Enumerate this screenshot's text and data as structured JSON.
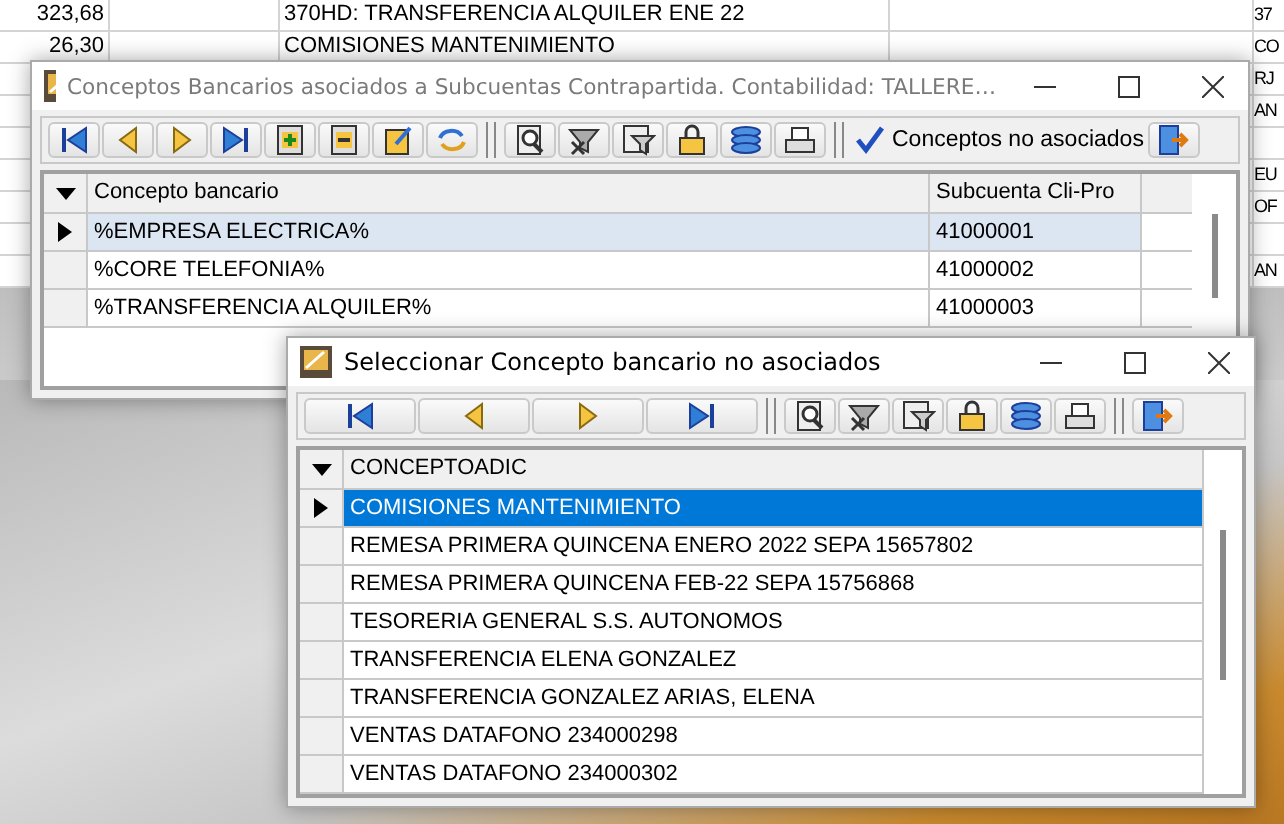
{
  "background_sheet": {
    "rows": [
      {
        "column_1": "323,68",
        "column_3": "370HD: TRANSFERENCIA ALQUILER ENE 22",
        "column_5": "37"
      },
      {
        "column_1": "26,30",
        "column_3": "COMISIONES MANTENIMIENTO",
        "column_5": "CO"
      },
      {
        "column_5": "RJ"
      },
      {
        "column_5": "AN"
      },
      {},
      {
        "column_5": "EU"
      },
      {
        "column_5": "OF"
      },
      {},
      {
        "column_5": "AN"
      }
    ]
  },
  "windows": [
    {
      "title": "Conceptos Bancarios asociados a Subcuentas Contrapartida. Contabilidad: TALLERE…",
      "active": false,
      "toolbar_button": {
        "label": "Conceptos no asociados"
      },
      "table": {
        "columns": [
          "Concepto bancario",
          "Subcuenta Cli-Pro"
        ],
        "rows": [
          {
            "cells": [
              "%EMPRESA ELECTRICA%",
              "41000001"
            ],
            "selected": true
          },
          {
            "cells": [
              "%CORE TELEFONIA%",
              "41000002"
            ],
            "selected": false
          },
          {
            "cells": [
              "%TRANSFERENCIA ALQUILER%",
              "41000003"
            ],
            "selected": false
          }
        ]
      }
    },
    {
      "title": "Seleccionar Concepto bancario no asociados",
      "active": true,
      "table": {
        "columns": [
          "CONCEPTOADIC"
        ],
        "rows": [
          {
            "cells": [
              "COMISIONES MANTENIMIENTO"
            ],
            "selected": true
          },
          {
            "cells": [
              "REMESA PRIMERA QUINCENA ENERO 2022 SEPA 15657802"
            ],
            "selected": false
          },
          {
            "cells": [
              "REMESA PRIMERA QUINCENA FEB-22 SEPA 15756868"
            ],
            "selected": false
          },
          {
            "cells": [
              "TESORERIA GENERAL S.S. AUTONOMOS"
            ],
            "selected": false
          },
          {
            "cells": [
              "TRANSFERENCIA ELENA GONZALEZ"
            ],
            "selected": false
          },
          {
            "cells": [
              "TRANSFERENCIA GONZALEZ ARIAS, ELENA"
            ],
            "selected": false
          },
          {
            "cells": [
              "VENTAS DATAFONO 234000298"
            ],
            "selected": false
          },
          {
            "cells": [
              "VENTAS DATAFONO 234000302"
            ],
            "selected": false
          }
        ]
      }
    }
  ]
}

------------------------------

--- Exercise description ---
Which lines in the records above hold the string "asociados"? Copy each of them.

--- Result for this task ---
      "title": "Conceptos Bancarios asociados a Subcuentas Contrapartida. Contabilidad: TALLERE…",
        "label": "Conceptos no asociados"
      "title": "Seleccionar Concepto bancario no asociados",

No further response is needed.